.  Ralph R. Semantic Web. WEB SEMÁNTICA. The Semantic Web. Ontologies. Skip to end of metadataGo to start of metadata Ontologies are a list of related terms, both nodes (concepts) and links (relationships), which can be imported and added to a VUE map to provide semantic meaning. VUE can import ontologies defined in RDF-S or OWL formats allowing for the creation of concept maps from pre-defined object and relationship types. A defined mapping vocabulary scaffolds map creation and supports computer-assisted map comparison and assessment. The visual characteristics of objects and relationships defined in an ontology may also be styled via a CSS file (a default CSS file ships with VUE). Ontological terms are searchable. Both ontological terms and ontological membership keywords can be added to nodes. To import an ontology: From the menu bar, select Windows > Ontologies.
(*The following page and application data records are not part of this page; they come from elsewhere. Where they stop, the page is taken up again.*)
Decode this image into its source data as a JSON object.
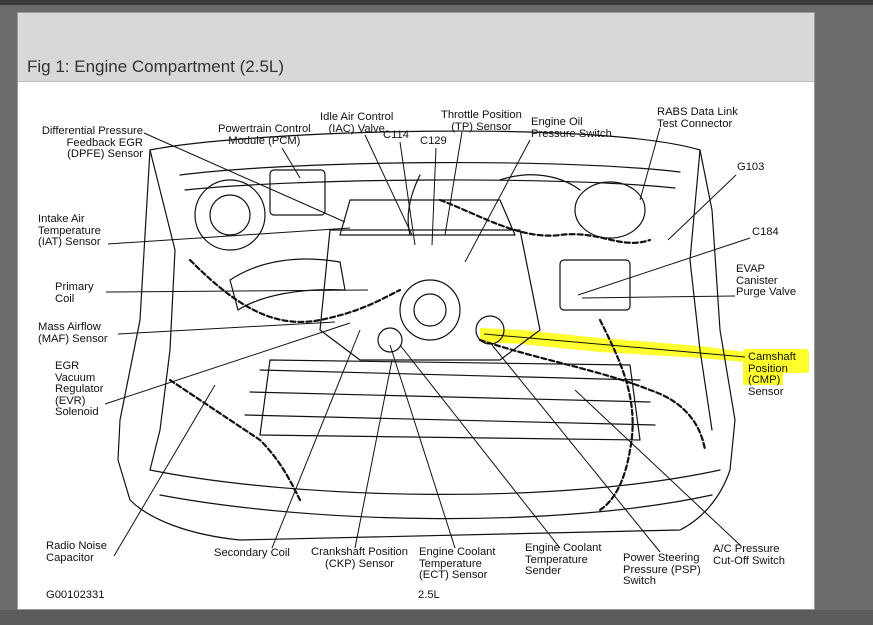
{
  "figure": {
    "title": "Fig 1: Engine Compartment (2.5L)",
    "code": "G00102331",
    "engine": "2.5L"
  },
  "labels": {
    "dpfe": "Differential Pressure\nFeedback EGR\n(DPFE) Sensor",
    "pcm": "Powertrain Control\nModule (PCM)",
    "iac": "Idle Air Control\n(IAC) Valve",
    "c114": "C114",
    "c129": "C129",
    "tp": "Throttle Position\n(TP) Sensor",
    "oil": "Engine Oil\nPressure Switch",
    "rabs": "RABS Data Link\nTest Connector",
    "g103": "G103",
    "iat": "Intake Air\nTemperature\n(IAT) Sensor",
    "c184": "C184",
    "evap": "EVAP\nCanister\nPurge Valve",
    "coil": "Primary\nCoil",
    "maf": "Mass Airflow\n(MAF) Sensor",
    "cmp": "Camshaft\nPosition\n(CMP)\nSensor",
    "egr": "EGR\nVacuum\nRegulator\n(EVR)\nSolenoid",
    "radio": "Radio Noise\nCapacitor",
    "secondary": "Secondary Coil",
    "ckp": "Crankshaft Position\n(CKP) Sensor",
    "ect": "Engine Coolant\nTemperature\n(ECT) Sensor",
    "sender": "Engine Coolant\nTemperature\nSender",
    "psp": "Power Steering\nPressure (PSP)\nSwitch",
    "ac": "A/C Pressure\nCut-Off Switch"
  },
  "colors": {
    "highlight": "#ffff2e",
    "header": "#d8d8d8",
    "line": "#111111"
  }
}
Nodes that contain an ontological term will display the star icon. Ontological Membership (terms associated with the node) can be inspected by right-clicking a node, and then selecting Node Info. Semantic technologies. Lexical Semantics Resources for English. Ground-breaking semantic technology delivering clear business benefits. In a recent post, we talked about the successful conclusion of our Knowledge Transfer Partnership programme: Jie Gao, a postgraduate student from the University of Southampton, worked on-site at ActiveStandards for two years to help us develop cutting-edge semantic-analysis technology. But what exactly is semantic technology? How did we go about designing, testing and implementing it? How does it work within ActiveStandards? And more importantly, what does it mean to you and to your business?
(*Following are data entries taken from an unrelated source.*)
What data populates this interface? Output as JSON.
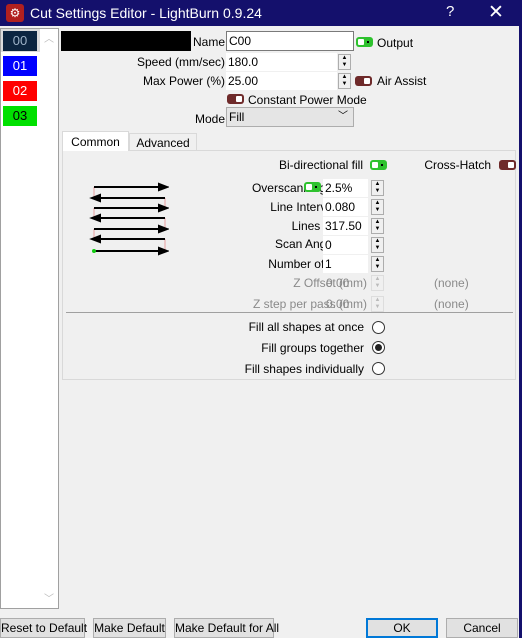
{
  "window": {
    "title": "Cut Settings Editor - LightBurn 0.9.24",
    "help": "?",
    "close": "✕"
  },
  "layers": [
    {
      "label": "00",
      "bg": "#0c2540",
      "fg": "#9fb4c8"
    },
    {
      "label": "01",
      "bg": "#0000ff",
      "fg": "#ffffff"
    },
    {
      "label": "02",
      "bg": "#ff0000",
      "fg": "#ffffff"
    },
    {
      "label": "03",
      "bg": "#00e000",
      "fg": "#000000"
    }
  ],
  "settings": {
    "name_label": "Name",
    "name_value": "C00",
    "output_label": "Output",
    "output_on": true,
    "speed_label": "Speed (mm/sec)",
    "speed_value": "180.0",
    "power_label": "Max Power (%)",
    "power_value": "25.00",
    "air_label": "Air Assist",
    "air_on": false,
    "cpm_label": "Constant Power Mode",
    "cpm_on": false,
    "mode_label": "Mode",
    "mode_value": "Fill"
  },
  "tabs": [
    {
      "label": "Common",
      "active": true
    },
    {
      "label": "Advanced",
      "active": false
    }
  ],
  "common": {
    "bidir_label": "Bi-directional fill",
    "bidir_on": true,
    "crosshatch_label": "Cross-Hatch",
    "crosshatch_on": false,
    "overscan_label": "Overscanning",
    "overscan_on": true,
    "overscan_value": "2.5%",
    "interval_label": "Line Interval (mm)",
    "interval_value": "0.080",
    "lpi_label": "Lines per Inch",
    "lpi_value": "317.50",
    "angle_label": "Scan Angle (deg)",
    "angle_value": "0",
    "passes_label": "Number of Passes",
    "passes_value": "1",
    "zoffset_label": "Z Offset (mm)",
    "zoffset_value": "0.00",
    "zoffset_note": "(none)",
    "zstep_label": "Z step per pass (mm)",
    "zstep_value": "0.00",
    "zstep_note": "(none)",
    "radios": [
      {
        "label": "Fill all shapes at once",
        "selected": false
      },
      {
        "label": "Fill groups together",
        "selected": true
      },
      {
        "label": "Fill shapes individually",
        "selected": false
      }
    ]
  },
  "buttons": {
    "reset": "Reset to Default",
    "make_default": "Make Default",
    "make_default_all": "Make Default for All",
    "ok": "OK",
    "cancel": "Cancel"
  }
}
Here are the answers to these questions and others. Q: What is semantic technology? A: Put simply, semantic technology provides ways to make information more universally understandable between different systems – enabling meaning-based interpretation of data and applications. Semantic analysis extracts meaning from unstructured content, for example, by automatically detecting topics, concepts, entities and relationships.
Q: What can Semantic Technology do for you? Content Insight reports. Article - schema.org. An article, such as a news article or piece of investigative report. Newspapers and magazines have articles of many different types and this is intended to cover them all. Library Success: A Best Practices Wiki - Library Success: A Best Practices Wiki. Welcome to Library Success: A Best Practices Wiki. This wiki was created to be a one-stop shop for great ideas and information for all types of librarians. All over the world, librarians are developing successful programs and doing innovative things with technology that no one outside of their library knows about.
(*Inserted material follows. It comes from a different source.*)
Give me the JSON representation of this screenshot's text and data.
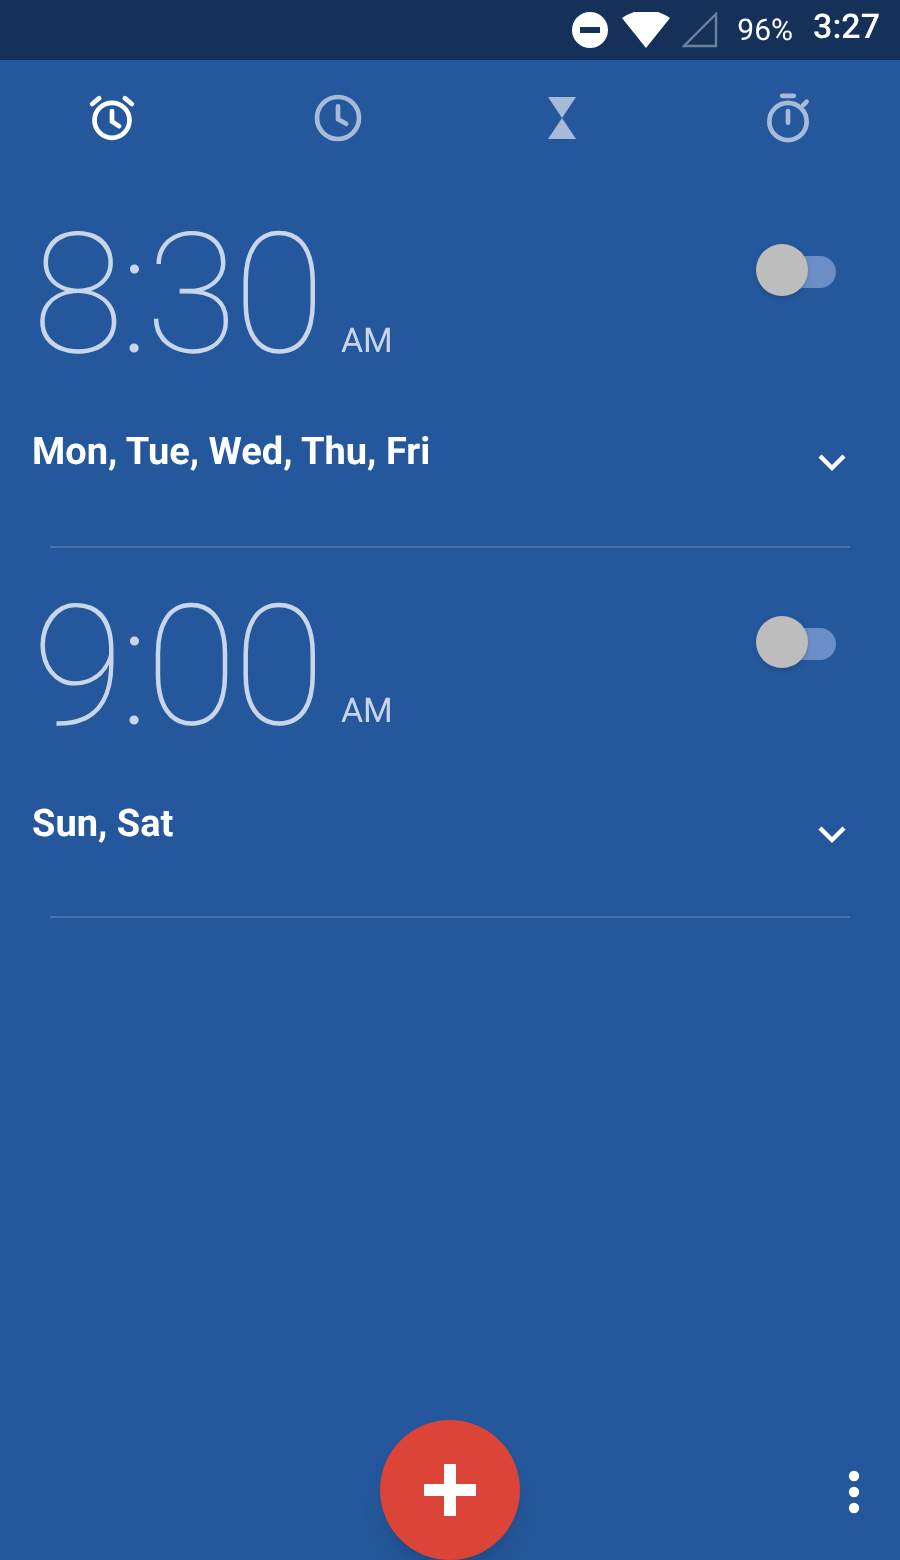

There are lots of great blogs out there sharing information about the profession, but there is no one place where all of this information is collected and organized. That's what we're trying to do. If you've done something at your library that you consider a success, please write about it in the wiki or provide a link to outside coverage. If you have materials that would be helpful to other librarians, add them to the wiki.
And if you know of a librarian or a library that is doing something great, feel free to include information or links to it. This wiki is not run by any commercial entity and does not represent any commercial interests. Community.